- What the task asks: Which lines of the data below contain "icon"? Please show them all.

Page and application data records

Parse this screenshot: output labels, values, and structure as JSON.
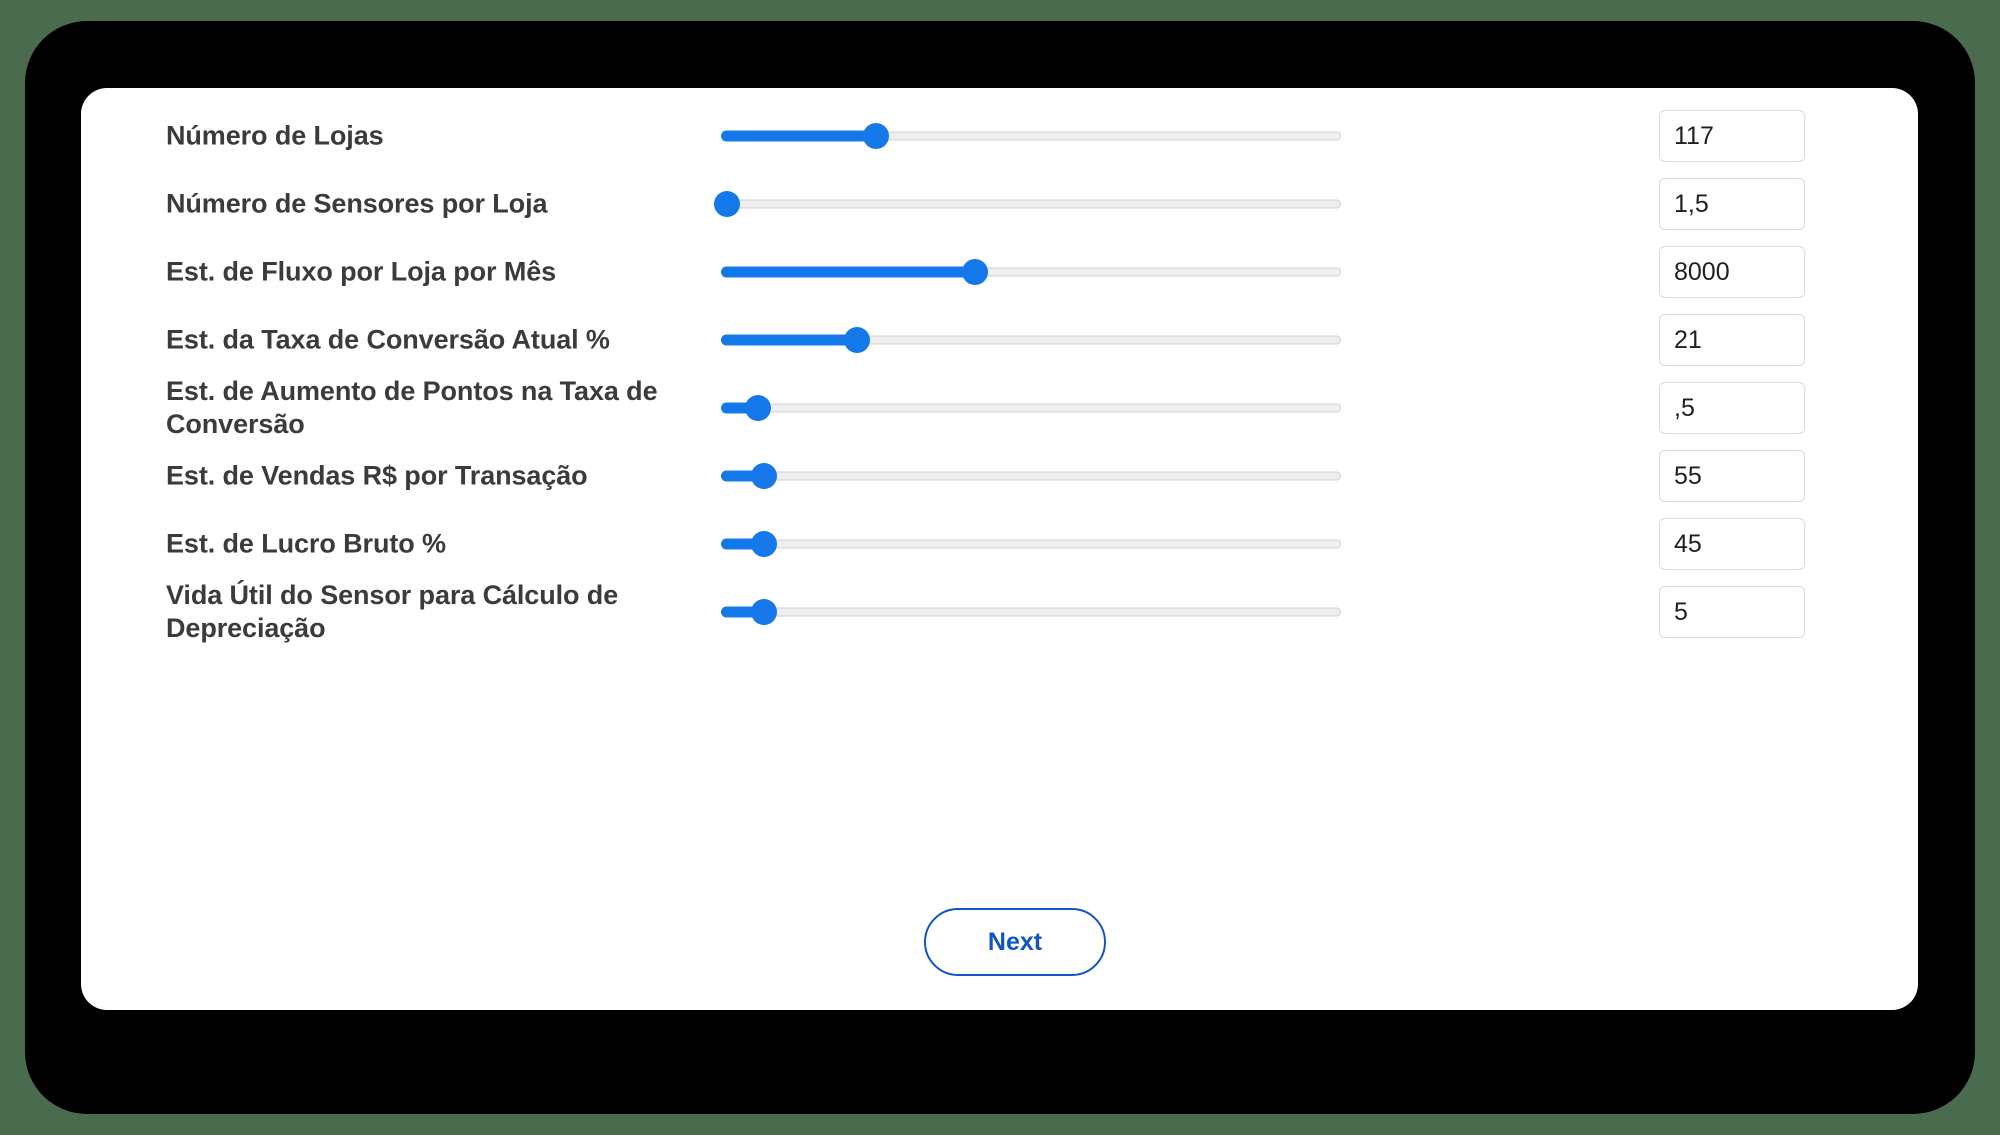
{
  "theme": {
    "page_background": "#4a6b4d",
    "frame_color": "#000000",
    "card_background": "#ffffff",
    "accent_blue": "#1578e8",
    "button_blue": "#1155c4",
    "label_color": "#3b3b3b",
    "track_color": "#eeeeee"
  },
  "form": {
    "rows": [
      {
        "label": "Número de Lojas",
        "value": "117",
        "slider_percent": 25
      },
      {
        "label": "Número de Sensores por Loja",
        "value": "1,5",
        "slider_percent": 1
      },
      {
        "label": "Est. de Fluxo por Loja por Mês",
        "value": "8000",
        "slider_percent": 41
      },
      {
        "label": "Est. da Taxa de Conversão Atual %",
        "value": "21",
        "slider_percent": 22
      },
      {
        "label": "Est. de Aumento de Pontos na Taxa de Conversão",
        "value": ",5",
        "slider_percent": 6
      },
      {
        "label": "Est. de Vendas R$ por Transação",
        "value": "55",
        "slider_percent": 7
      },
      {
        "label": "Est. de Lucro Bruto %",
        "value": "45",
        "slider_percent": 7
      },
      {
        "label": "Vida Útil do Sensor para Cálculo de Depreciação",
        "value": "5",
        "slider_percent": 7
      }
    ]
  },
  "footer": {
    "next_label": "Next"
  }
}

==

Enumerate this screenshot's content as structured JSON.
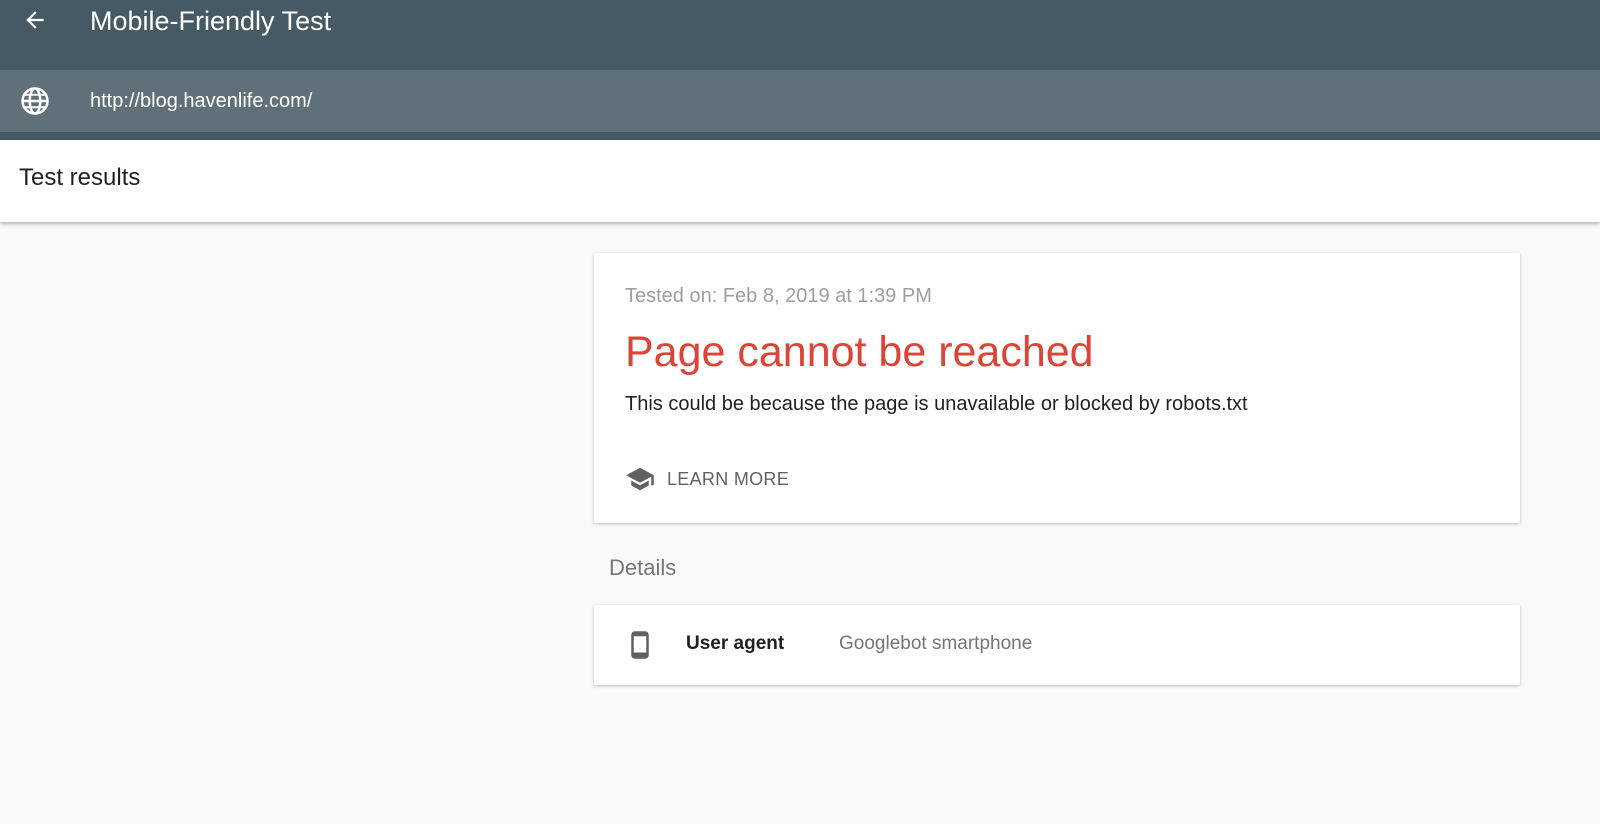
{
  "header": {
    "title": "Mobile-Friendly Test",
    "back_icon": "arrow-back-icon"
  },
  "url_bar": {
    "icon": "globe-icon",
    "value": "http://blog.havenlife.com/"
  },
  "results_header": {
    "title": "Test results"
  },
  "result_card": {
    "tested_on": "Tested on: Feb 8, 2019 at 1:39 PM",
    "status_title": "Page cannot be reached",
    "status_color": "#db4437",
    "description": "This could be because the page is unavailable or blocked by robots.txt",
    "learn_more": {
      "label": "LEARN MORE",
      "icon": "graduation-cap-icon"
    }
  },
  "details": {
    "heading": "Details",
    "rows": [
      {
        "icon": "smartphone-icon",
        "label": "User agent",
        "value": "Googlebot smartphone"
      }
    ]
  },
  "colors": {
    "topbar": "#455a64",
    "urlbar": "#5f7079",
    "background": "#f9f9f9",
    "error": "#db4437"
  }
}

- Response area:
    "back_icon": "arrow-back-icon"
    "icon": "globe-icon",
      "icon": "graduation-cap-icon"
        "icon": "smartphone-icon",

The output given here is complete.